===== EXERCISE DATA =====
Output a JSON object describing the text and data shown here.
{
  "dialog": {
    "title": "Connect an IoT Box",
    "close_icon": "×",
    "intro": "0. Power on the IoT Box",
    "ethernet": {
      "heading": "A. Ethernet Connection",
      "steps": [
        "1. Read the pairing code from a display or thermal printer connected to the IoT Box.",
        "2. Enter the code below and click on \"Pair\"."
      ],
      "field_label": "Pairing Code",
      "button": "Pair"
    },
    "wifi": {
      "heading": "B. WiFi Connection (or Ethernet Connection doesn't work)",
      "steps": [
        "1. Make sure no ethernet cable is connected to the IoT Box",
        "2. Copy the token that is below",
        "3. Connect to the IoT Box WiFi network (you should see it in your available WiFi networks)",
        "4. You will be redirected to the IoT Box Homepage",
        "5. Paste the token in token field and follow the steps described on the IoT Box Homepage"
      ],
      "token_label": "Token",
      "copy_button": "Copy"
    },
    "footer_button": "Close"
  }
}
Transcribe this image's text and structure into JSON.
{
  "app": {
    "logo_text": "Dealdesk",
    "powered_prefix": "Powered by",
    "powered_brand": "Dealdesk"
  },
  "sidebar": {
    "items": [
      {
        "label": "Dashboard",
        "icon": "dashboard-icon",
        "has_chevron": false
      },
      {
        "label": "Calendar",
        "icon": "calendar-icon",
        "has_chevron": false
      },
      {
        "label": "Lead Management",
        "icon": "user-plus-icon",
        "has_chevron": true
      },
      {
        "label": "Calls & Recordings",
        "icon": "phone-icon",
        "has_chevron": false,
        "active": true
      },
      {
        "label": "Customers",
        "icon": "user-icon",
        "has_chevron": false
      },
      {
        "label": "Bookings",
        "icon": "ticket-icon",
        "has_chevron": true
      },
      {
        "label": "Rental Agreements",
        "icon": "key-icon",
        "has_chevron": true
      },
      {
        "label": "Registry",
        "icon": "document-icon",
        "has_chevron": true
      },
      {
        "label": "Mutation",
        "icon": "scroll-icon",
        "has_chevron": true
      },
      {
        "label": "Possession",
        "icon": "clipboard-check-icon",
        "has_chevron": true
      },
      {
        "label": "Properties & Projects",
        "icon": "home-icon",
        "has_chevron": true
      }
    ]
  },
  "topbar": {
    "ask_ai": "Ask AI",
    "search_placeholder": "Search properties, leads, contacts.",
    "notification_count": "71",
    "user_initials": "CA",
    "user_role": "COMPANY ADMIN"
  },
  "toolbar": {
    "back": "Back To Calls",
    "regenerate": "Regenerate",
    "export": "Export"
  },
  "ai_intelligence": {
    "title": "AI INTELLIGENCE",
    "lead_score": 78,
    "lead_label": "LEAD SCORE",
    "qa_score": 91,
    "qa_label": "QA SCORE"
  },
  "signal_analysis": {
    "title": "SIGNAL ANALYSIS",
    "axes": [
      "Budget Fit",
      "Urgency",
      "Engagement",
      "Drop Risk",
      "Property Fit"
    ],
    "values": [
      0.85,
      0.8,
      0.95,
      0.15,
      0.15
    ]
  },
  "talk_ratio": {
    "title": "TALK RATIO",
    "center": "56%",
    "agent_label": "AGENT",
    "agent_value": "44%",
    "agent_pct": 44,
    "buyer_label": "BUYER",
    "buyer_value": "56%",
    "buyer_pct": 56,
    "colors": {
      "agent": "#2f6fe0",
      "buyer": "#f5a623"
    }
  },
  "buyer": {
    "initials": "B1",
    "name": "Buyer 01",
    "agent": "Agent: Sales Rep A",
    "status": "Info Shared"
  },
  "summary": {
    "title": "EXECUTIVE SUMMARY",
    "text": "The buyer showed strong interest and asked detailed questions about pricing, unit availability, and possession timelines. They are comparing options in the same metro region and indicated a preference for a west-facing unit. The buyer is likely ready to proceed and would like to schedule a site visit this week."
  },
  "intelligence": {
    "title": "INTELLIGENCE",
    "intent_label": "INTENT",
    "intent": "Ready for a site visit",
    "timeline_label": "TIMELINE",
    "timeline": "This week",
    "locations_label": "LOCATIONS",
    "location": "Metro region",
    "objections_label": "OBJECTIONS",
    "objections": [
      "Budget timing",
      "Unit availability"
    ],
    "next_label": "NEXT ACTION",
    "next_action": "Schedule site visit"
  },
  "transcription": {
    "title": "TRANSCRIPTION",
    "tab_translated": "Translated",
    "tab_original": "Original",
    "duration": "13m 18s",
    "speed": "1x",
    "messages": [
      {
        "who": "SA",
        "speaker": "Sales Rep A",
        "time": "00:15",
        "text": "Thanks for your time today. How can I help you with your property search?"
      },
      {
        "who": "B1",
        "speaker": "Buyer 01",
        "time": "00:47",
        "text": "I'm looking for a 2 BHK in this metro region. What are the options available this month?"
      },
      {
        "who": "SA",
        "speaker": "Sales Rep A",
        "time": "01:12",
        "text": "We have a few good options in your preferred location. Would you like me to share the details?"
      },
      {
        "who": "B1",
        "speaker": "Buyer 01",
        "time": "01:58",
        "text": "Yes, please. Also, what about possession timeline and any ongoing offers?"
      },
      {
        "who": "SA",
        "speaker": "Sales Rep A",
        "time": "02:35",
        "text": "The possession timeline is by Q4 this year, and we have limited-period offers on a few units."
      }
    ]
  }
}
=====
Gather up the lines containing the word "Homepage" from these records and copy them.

        "4. You will be redirected to the IoT Box Homepage",
        "5. Paste the token in token field and follow the steps described on the IoT Box Homepage"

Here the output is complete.